Brian Barry of the Economist penned a nice piece called the “The blog in the corporate machine.” (Warning/disclosure: I was quoted in this story.) It covers how bloggers can be vicious, but also how they can help companies avert disaster. The former is more familiar, as Barry cites popular case studies including the Kryptonite bike-lock video and HackingNetflix.com. But the latter – aversion – is a topic which marketers need to think a lot more about. He touches on a few of the key benefits of studying consumer-generated media (such as blogs) to help manage brand reputation:
- Helping managers know when not to over-react.
- Warning of adverse events so a company can act before a problem becomes a crisis.
- Benchmarking and tracking the seriousness of bad news as it unfolds.
Steve Rubel also added to this story, suggesting that companies incorporate blogs into their crisis-management plan:
Companies should also have a ready-made plan for influencing bloggers if a crisis does occur…He recommends setting up a “lockbox blog” that is hidden behind an internet firewall, but can be made visible to the public at short notice. Any websites or video clips that companies might want to direct the public to in an emergency, for example, could be prepared in advance. Then, he likes to tell clients: “in case of emergency, break glass and blog.”

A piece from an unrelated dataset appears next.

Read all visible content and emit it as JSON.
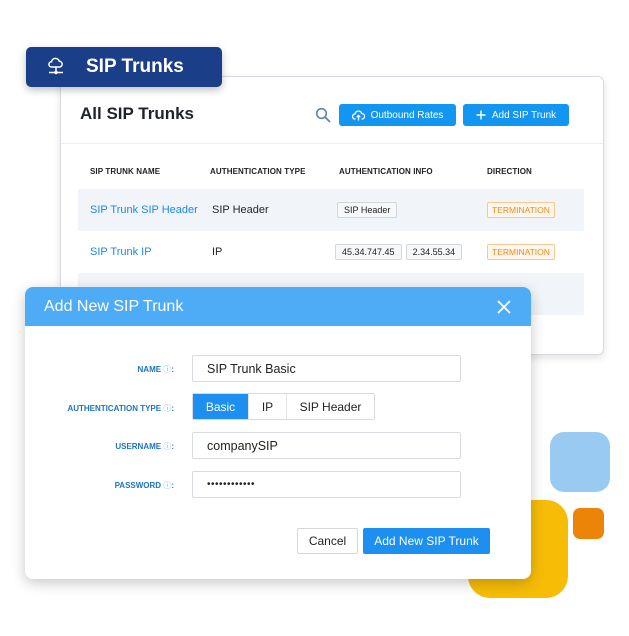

A crisis plan should also consider leveraging a company’s existing cadre of high-profile bloggers – especially that of a CEO. Blogging doesn’t make sense for every CEO – or company – but this is one argument for it: building conversation equity now can be valuable on an unforeseen rainy day.